ISPs Not to Disclose Copyright Violators: VA District Court

  • Saad Qureshi
  • Aug-19-2016


The United States, Virginia: The Eastern District Court of Virginia has recently ruled for netizens and stated that ISPs don’t need to disclose any personal information of copyright infringers to lawful owners.

A client of Rightscorp & an international music company “BMG Rights Management” had ordered the US Internet Service Provider “Cox Communication” to match private and confidential information of users (email address, physical address, name) with IP addresses that were utilized for copyright infringement.
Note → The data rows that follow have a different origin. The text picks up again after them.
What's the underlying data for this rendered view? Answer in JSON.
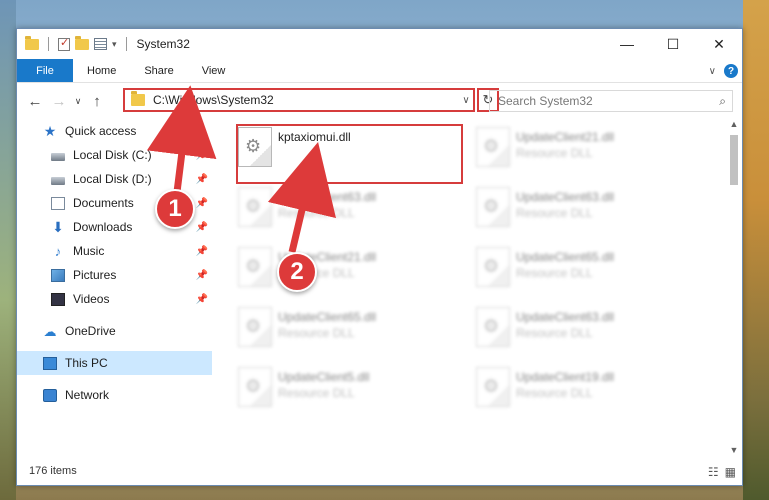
{
  "window": {
    "title": "System32",
    "minimize": "—",
    "maximize": "☐",
    "close": "✕"
  },
  "ribbon": {
    "file": "File",
    "tabs": [
      "Home",
      "Share",
      "View"
    ],
    "expand": "∨",
    "help": "?"
  },
  "nav": {
    "back": "←",
    "forward": "→",
    "recent": "∨",
    "up": "↑",
    "address": "C:\\Windows\\System32",
    "address_dropdown": "∨",
    "refresh": "↻",
    "search_placeholder": "Search System32",
    "search_icon": "⌕"
  },
  "sidebar": {
    "quick_access": "Quick access",
    "items": [
      {
        "label": "Local Disk (C:)",
        "icon": "disk-icon"
      },
      {
        "label": "Local Disk (D:)",
        "icon": "disk-icon"
      },
      {
        "label": "Documents",
        "icon": "documents-icon"
      },
      {
        "label": "Downloads",
        "icon": "download-icon"
      },
      {
        "label": "Music",
        "icon": "music-icon"
      },
      {
        "label": "Pictures",
        "icon": "pictures-icon"
      },
      {
        "label": "Videos",
        "icon": "videos-icon"
      }
    ],
    "onedrive": "OneDrive",
    "thispc": "This PC",
    "network": "Network"
  },
  "files": [
    {
      "name": "kptaxiomui.dll",
      "type": "",
      "focused": true
    },
    {
      "name": "UpdateClient21.dll",
      "type": "Resource DLL"
    },
    {
      "name": "UpdateClient63.dll",
      "type": "Resource DLL"
    },
    {
      "name": "UpdateClient63.dll",
      "type": "Resource DLL"
    },
    {
      "name": "UpdateClient21.dll",
      "type": "Resource DLL"
    },
    {
      "name": "UpdateClient65.dll",
      "type": "Resource DLL"
    },
    {
      "name": "UpdateClient65.dll",
      "type": "Resource DLL"
    },
    {
      "name": "UpdateClient63.dll",
      "type": "Resource DLL"
    },
    {
      "name": "UpdateClient5.dll",
      "type": "Resource DLL"
    },
    {
      "name": "UpdateClient19.dll",
      "type": "Resource DLL"
    }
  ],
  "status": {
    "count": "176 items"
  },
  "callouts": [
    "1",
    "2"
  ],
  "colors": {
    "accent": "#1979ca",
    "highlight": "#d63c3c",
    "selected": "#cce8ff"
  }
}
In addition to this, BMG pushed the Cox Communication to spy on alleged copyright offenders and check if they have withdrawn from violations.

Court rulling in vergina

However, the Judge O’ Grady confirmed that although Cox is liable to pay a penalty of $25 million for contributing copyright violations and causing damages to BMG, but in any manner, Cox doesn’t need to disclose personal information of users with anyone.

In reaching this conclusion, the Court acknowledges that the application of traditional contributory infringement to large intermediaries like Cox magnifies the uncertainties in this area of the law and raises the specter of undesirable consequences that may follow.

Judge O’ Grady, District Court of Virginia

Does the Ruling Really Protect Users While Torrenting & Downloading Legal Media?

The decision has been made, and subscribers have started taking a sigh of relief, but does the ruling really protects you against spy agencies and copyright owners?

In past, anti-pirating firms like Rightscorp used software to identify the IP address of users who downloaded torrents and commit copyright infringement.

The company then used to send threatening letters to users through ISPs on behalf of BMG and other clients. For a long time, these letters had been ignored by users and posed no threat. But eventually Rightscorp decided to acquire personal information of offenders through ISPs.

The collected information would then be utilized for carrying threatening calls, emails and letters. But, with the new ruling in place, netizens personal information and privacy is safeguarded to some extent.

For a top-notch protection against spy agencies & copyright trolls, security researchers and privacy activists suggest netizens use adequate protection tool like VPN.

A VPN masks user IP address and then encrypts his entire network traffic, making him anonymous and 100% protected against hackers, identity thieves, spy agencies and copyright trolls.

Saad Qureshi

Saad Qureshi


Saad Qureshi's Biography :

Saad is a privacy advocate by day and a Dota 2 player by night. He loves to share his knowledge, experience, and insights about internet freedom and online privacy. When he is not busy blogging about the latest trend in the tech world, he is engaged in killing noobs on Dota.